### What you are asked to do
The records below are to be written out again, exactly as they appear.

### Available records

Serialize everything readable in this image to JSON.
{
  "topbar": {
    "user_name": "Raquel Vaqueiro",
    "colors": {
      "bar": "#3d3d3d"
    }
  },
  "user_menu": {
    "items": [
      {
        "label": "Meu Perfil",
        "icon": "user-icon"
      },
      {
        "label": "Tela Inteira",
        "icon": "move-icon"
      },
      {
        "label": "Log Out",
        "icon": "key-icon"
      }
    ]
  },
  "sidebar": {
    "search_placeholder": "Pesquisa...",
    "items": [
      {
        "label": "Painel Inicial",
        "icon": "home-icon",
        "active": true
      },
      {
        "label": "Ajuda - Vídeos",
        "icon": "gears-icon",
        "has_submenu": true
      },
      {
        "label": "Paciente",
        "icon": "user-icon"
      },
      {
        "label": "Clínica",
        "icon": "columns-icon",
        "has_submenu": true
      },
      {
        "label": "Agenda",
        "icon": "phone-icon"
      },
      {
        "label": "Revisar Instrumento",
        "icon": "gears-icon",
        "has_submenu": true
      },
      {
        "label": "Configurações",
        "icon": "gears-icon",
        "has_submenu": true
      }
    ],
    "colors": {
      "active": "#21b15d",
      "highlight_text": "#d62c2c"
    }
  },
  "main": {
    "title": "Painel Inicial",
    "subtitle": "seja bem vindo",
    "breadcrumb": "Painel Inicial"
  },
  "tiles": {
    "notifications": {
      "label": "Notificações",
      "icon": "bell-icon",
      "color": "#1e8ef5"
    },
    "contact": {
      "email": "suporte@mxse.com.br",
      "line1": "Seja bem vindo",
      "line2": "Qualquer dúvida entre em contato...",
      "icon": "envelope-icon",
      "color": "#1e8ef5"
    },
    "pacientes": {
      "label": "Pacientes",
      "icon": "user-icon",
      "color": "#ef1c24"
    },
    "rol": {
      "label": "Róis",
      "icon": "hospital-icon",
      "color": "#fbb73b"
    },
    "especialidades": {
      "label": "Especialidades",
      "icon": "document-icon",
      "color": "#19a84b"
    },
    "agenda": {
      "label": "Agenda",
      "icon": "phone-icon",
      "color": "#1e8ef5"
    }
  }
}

### Output of the exercise
Serialize everything readable in this image to JSON.
{
  "topbar": {
    "user_name": "Raquel Vaqueiro",
    "colors": {
      "bar": "#3d3d3d"
    }
  },
  "user_menu": {
    "items": [
      {
        "label": "Meu Perfil",
        "icon": "user-icon"
      },
      {
        "label": "Tela Inteira",
        "icon": "move-icon"
      },
      {
        "label": "Log Out",
        "icon": "key-icon"
      }
    ]
  },
  "sidebar": {
    "search_placeholder": "Pesquisa...",
    "items": [
      {
        "label": "Painel Inicial",
        "icon": "home-icon",
        "active": true
      },
      {
        "label": "Ajuda - Vídeos",
        "icon": "gears-icon",
        "has_submenu": true
      },
      {
        "label": "Paciente",
        "icon": "user-icon"
      },
      {
        "label": "Clínica",
        "icon": "columns-icon",
        "has_submenu": true
      },
      {
        "label": "Agenda",
        "icon": "phone-icon"
      },
      {
        "label": "Revisar Instrumento",
        "icon": "gears-icon",
        "has_submenu": true
      },
      {
        "label": "Configurações",
        "icon": "gears-icon",
        "has_submenu": true
      }
    ],
    "colors": {
      "active": "#21b15d",
      "highlight_text": "#d62c2c"
    }
  },
  "main": {
    "title": "Painel Inicial",
    "subtitle": "seja bem vindo",
    "breadcrumb": "Painel Inicial"
  },
  "tiles": {
    "notifications": {
      "label": "Notificações",
      "icon": "bell-icon",
      "color": "#1e8ef5"
    },
    "contact": {
      "email": "suporte@mxse.com.br",
      "line1": "Seja bem vindo",
      "line2": "Qualquer dúvida entre em contato...",
      "icon": "envelope-icon",
      "color": "#1e8ef5"
    },
    "pacientes": {
      "label": "Pacientes",
      "icon": "user-icon",
      "color": "#ef1c24"
    },
    "rol": {
      "label": "Róis",
      "icon": "hospital-icon",
      "color": "#fbb73b"
    },
    "especialidades": {
      "label": "Especialidades",
      "icon": "document-icon",
      "color": "#19a84b"
    },
    "agenda": {
      "label": "Agenda",
      "icon": "phone-icon",
      "color": "#1e8ef5"
    }
  }
}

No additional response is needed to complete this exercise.